Peru says Cerro Verde must respect strike or pay fine
By Caroline Stauffer and Marco Aquino
LIMA (Reuters) - Government labor inspectors said Freeport-McMoRan must stop relying on volunteer workers to keep its Cerro Verde mine in Peru open during a strike or pay a fine, according to documents obtained by Reuters on Tuesday.
Workers have been on strike for 13 days and are demanding higher pay at the mine, which churned out 312,336 tonnes of copper in 2010, or about 2 percent of global supply.
"The company ... must refrain from acts that would impede the exercise of the right to strike by 1,099 workers affiliated with the Cerro Verde union organization and stop replacing the tasks of workers who are on strike," said a report from the labor ministry that was obtained by Reuters.
Labor inspectors indicated the company had reassigned jobs held by union members to other staffers to weather the strike.
Government officials confirmed that a letter signed by labor ministry officials says Cerro Verde has until Wednesday to heed the government's request or face fines of between $14,505 and $26,383.
The strike has dragged on in part because the government, for the first time in Cerro Verde's 40-year history, declared that the walkout was legal.
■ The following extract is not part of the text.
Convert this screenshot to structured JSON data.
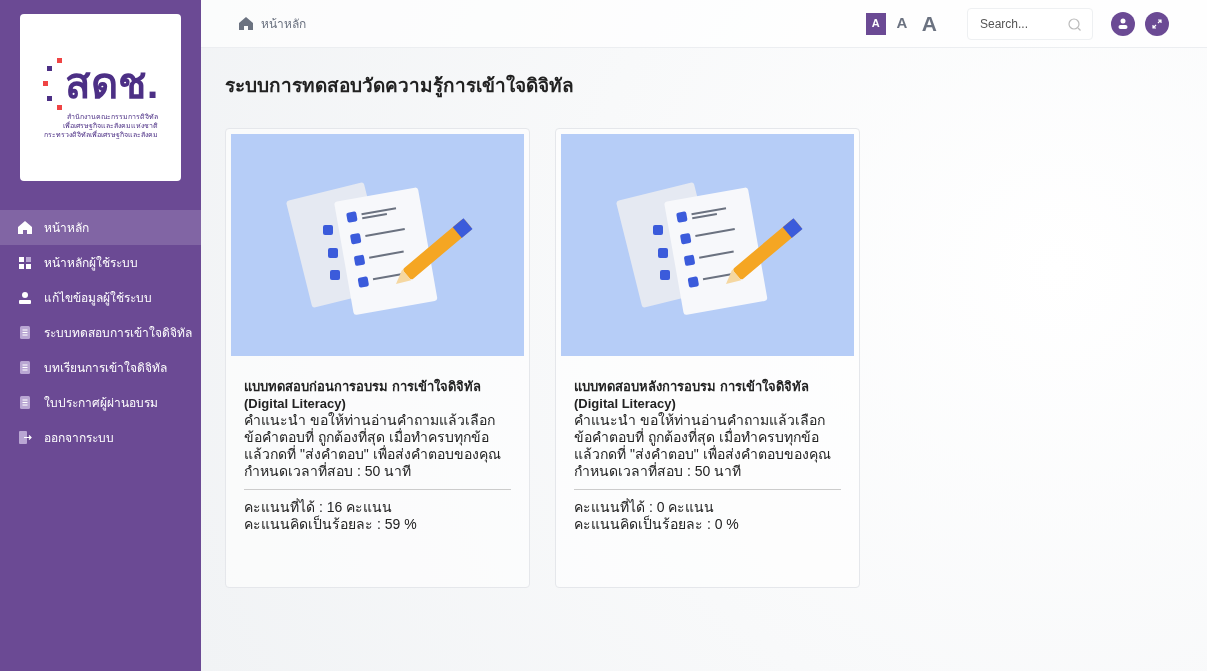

That meant workers could stay on the picket line without fear of being fired.
Cerro Verde has said it has been "legally operating" the facility with approximately 600 personnel that volunteered to work under strike conditions since the strike began on September 29.
A spokesman for Freeport-McMoRan <FCX.N>, which is also facing a strike at its huge Grasberg mine in Indonesia, said on Tuesday it was "operating in accordance with Peruvian law with employees who have chosen to work under strike conditions."
He did not say whether the company would pay the fine.
The company maintains it has averted an impact on Peru production so far.
The government's latest action suggests leftist President Ollanta Humala is taking a more sympathetic approach to organized labor in the world's No. 2 copper producer as part of a broader push to calm social tensions over the spoils of natural resources.
Former President Alan Garcia was widely seen as putting companies before workers. His drive to secure foreign investment in mines and energy in the country's rural hinterland spurred massive protests, many from communities that felt left out of a decade-long economic boom.
Prime Minister Salomon Lerner recently told the country's foreign press club that Humala's government "has changed its attitude toward organized labor."
(Editing by Terry Wade, Andrea Evans and Jim Marshall)